What you are asked to do |
All of the entries are to be written out again verbatim.

Material provided |
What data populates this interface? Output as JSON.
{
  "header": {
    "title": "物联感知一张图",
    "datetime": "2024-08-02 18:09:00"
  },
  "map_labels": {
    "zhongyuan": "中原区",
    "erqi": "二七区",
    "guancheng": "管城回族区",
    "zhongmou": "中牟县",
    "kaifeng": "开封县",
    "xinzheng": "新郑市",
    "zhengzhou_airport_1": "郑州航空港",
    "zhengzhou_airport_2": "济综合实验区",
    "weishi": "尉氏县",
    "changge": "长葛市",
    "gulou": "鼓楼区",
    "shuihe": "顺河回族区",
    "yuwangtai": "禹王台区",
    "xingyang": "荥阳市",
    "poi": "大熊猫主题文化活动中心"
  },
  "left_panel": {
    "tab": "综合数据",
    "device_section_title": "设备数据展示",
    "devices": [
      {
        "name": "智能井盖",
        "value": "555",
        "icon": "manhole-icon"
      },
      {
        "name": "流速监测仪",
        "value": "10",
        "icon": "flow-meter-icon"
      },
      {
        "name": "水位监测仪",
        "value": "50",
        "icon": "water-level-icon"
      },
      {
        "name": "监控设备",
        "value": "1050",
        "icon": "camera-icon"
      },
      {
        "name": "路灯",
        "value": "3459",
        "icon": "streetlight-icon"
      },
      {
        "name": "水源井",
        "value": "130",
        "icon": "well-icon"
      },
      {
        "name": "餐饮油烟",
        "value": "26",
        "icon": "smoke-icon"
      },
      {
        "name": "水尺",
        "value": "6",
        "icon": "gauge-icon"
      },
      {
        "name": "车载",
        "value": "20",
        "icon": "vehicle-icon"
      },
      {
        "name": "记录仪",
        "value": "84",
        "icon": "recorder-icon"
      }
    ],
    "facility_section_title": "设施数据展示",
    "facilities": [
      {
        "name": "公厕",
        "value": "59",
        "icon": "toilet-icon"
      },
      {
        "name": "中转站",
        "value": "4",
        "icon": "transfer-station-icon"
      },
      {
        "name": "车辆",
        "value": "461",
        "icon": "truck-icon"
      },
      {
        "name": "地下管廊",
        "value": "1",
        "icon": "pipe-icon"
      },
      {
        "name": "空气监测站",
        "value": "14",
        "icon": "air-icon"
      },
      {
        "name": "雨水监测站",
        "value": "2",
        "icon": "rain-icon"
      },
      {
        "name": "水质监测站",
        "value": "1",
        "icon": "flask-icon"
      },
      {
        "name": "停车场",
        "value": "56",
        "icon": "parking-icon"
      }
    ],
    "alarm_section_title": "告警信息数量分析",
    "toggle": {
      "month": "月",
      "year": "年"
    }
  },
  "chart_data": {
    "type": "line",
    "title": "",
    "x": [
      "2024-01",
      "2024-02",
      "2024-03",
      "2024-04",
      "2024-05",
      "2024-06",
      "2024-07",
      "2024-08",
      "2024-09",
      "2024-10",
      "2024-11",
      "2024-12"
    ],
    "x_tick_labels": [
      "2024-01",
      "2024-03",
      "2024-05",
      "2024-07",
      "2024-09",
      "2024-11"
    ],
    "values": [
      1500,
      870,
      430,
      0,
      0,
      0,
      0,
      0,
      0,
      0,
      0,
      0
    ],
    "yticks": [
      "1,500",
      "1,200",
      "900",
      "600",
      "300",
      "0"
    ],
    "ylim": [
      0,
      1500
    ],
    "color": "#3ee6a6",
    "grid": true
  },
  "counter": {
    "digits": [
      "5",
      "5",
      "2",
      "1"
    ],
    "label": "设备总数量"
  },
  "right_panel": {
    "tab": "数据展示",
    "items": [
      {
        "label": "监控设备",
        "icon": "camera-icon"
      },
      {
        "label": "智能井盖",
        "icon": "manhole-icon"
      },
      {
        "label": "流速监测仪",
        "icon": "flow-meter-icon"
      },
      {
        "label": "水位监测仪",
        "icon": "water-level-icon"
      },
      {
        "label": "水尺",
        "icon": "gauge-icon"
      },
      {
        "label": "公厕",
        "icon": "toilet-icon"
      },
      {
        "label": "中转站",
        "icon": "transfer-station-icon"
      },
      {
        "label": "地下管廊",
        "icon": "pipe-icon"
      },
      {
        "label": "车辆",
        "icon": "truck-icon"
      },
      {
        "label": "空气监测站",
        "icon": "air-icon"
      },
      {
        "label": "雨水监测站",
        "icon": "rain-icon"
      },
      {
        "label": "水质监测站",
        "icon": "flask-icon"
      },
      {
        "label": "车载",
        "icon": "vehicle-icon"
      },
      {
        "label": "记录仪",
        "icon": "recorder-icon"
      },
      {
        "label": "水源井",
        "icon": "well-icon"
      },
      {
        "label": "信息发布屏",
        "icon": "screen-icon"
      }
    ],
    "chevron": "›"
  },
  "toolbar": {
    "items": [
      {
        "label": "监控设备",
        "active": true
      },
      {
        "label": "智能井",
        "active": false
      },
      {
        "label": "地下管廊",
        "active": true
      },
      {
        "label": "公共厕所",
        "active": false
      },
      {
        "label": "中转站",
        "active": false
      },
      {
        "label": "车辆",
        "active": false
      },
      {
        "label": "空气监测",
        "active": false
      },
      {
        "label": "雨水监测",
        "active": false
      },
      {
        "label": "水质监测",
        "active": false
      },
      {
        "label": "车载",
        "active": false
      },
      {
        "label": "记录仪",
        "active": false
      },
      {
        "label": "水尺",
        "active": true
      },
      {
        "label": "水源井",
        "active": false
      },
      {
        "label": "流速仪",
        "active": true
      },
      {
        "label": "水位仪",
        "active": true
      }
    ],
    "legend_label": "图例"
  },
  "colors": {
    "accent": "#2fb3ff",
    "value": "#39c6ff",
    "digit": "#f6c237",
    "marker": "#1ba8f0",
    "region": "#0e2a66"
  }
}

Exercise output |
What data populates this interface? Output as JSON.
{
  "header": {
    "title": "物联感知一张图",
    "datetime": "2024-08-02 18:09:00"
  },
  "map_labels": {
    "zhongyuan": "中原区",
    "erqi": "二七区",
    "guancheng": "管城回族区",
    "zhongmou": "中牟县",
    "kaifeng": "开封县",
    "xinzheng": "新郑市",
    "zhengzhou_airport_1": "郑州航空港",
    "zhengzhou_airport_2": "济综合实验区",
    "weishi": "尉氏县",
    "changge": "长葛市",
    "gulou": "鼓楼区",
    "shuihe": "顺河回族区",
    "yuwangtai": "禹王台区",
    "xingyang": "荥阳市",
    "poi": "大熊猫主题文化活动中心"
  },
  "left_panel": {
    "tab": "综合数据",
    "device_section_title": "设备数据展示",
    "devices": [
      {
        "name": "智能井盖",
        "value": "555",
        "icon": "manhole-icon"
      },
      {
        "name": "流速监测仪",
        "value": "10",
        "icon": "flow-meter-icon"
      },
      {
        "name": "水位监测仪",
        "value": "50",
        "icon": "water-level-icon"
      },
      {
        "name": "监控设备",
        "value": "1050",
        "icon": "camera-icon"
      },
      {
        "name": "路灯",
        "value": "3459",
        "icon": "streetlight-icon"
      },
      {
        "name": "水源井",
        "value": "130",
        "icon": "well-icon"
      },
      {
        "name": "餐饮油烟",
        "value": "26",
        "icon": "smoke-icon"
      },
      {
        "name": "水尺",
        "value": "6",
        "icon": "gauge-icon"
      },
      {
        "name": "车载",
        "value": "20",
        "icon": "vehicle-icon"
      },
      {
        "name": "记录仪",
        "value": "84",
        "icon": "recorder-icon"
      }
    ],
    "facility_section_title": "设施数据展示",
    "facilities": [
      {
        "name": "公厕",
        "value": "59",
        "icon": "toilet-icon"
      },
      {
        "name": "中转站",
        "value": "4",
        "icon": "transfer-station-icon"
      },
      {
        "name": "车辆",
        "value": "461",
        "icon": "truck-icon"
      },
      {
        "name": "地下管廊",
        "value": "1",
        "icon": "pipe-icon"
      },
      {
        "name": "空气监测站",
        "value": "14",
        "icon": "air-icon"
      },
      {
        "name": "雨水监测站",
        "value": "2",
        "icon": "rain-icon"
      },
      {
        "name": "水质监测站",
        "value": "1",
        "icon": "flask-icon"
      },
      {
        "name": "停车场",
        "value": "56",
        "icon": "parking-icon"
      }
    ],
    "alarm_section_title": "告警信息数量分析",
    "toggle": {
      "month": "月",
      "year": "年"
    }
  },
  "chart_data": {
    "type": "line",
    "title": "",
    "x": [
      "2024-01",
      "2024-02",
      "2024-03",
      "2024-04",
      "2024-05",
      "2024-06",
      "2024-07",
      "2024-08",
      "2024-09",
      "2024-10",
      "2024-11",
      "2024-12"
    ],
    "x_tick_labels": [
      "2024-01",
      "2024-03",
      "2024-05",
      "2024-07",
      "2024-09",
      "2024-11"
    ],
    "values": [
      1500,
      870,
      430,
      0,
      0,
      0,
      0,
      0,
      0,
      0,
      0,
      0
    ],
    "yticks": [
      "1,500",
      "1,200",
      "900",
      "600",
      "300",
      "0"
    ],
    "ylim": [
      0,
      1500
    ],
    "color": "#3ee6a6",
    "grid": true
  },
  "counter": {
    "digits": [
      "5",
      "5",
      "2",
      "1"
    ],
    "label": "设备总数量"
  },
  "right_panel": {
    "tab": "数据展示",
    "items": [
      {
        "label": "监控设备",
        "icon": "camera-icon"
      },
      {
        "label": "智能井盖",
        "icon": "manhole-icon"
      },
      {
        "label": "流速监测仪",
        "icon": "flow-meter-icon"
      },
      {
        "label": "水位监测仪",
        "icon": "water-level-icon"
      },
      {
        "label": "水尺",
        "icon": "gauge-icon"
      },
      {
        "label": "公厕",
        "icon": "toilet-icon"
      },
      {
        "label": "中转站",
        "icon": "transfer-station-icon"
      },
      {
        "label": "地下管廊",
        "icon": "pipe-icon"
      },
      {
        "label": "车辆",
        "icon": "truck-icon"
      },
      {
        "label": "空气监测站",
        "icon": "air-icon"
      },
      {
        "label": "雨水监测站",
        "icon": "rain-icon"
      },
      {
        "label": "水质监测站",
        "icon": "flask-icon"
      },
      {
        "label": "车载",
        "icon": "vehicle-icon"
      },
      {
        "label": "记录仪",
        "icon": "recorder-icon"
      },
      {
        "label": "水源井",
        "icon": "well-icon"
      },
      {
        "label": "信息发布屏",
        "icon": "screen-icon"
      }
    ],
    "chevron": "›"
  },
  "toolbar": {
    "items": [
      {
        "label": "监控设备",
        "active": true
      },
      {
        "label": "智能井",
        "active": false
      },
      {
        "label": "地下管廊",
        "active": true
      },
      {
        "label": "公共厕所",
        "active": false
      },
      {
        "label": "中转站",
        "active": false
      },
      {
        "label": "车辆",
        "active": false
      },
      {
        "label": "空气监测",
        "active": false
      },
      {
        "label": "雨水监测",
        "active": false
      },
      {
        "label": "水质监测",
        "active": false
      },
      {
        "label": "车载",
        "active": false
      },
      {
        "label": "记录仪",
        "active": false
      },
      {
        "label": "水尺",
        "active": true
      },
      {
        "label": "水源井",
        "active": false
      },
      {
        "label": "流速仪",
        "active": true
      },
      {
        "label": "水位仪",
        "active": true
      }
    ],
    "legend_label": "图例"
  },
  "colors": {
    "accent": "#2fb3ff",
    "value": "#39c6ff",
    "digit": "#f6c237",
    "marker": "#1ba8f0",
    "region": "#0e2a66"
  }
}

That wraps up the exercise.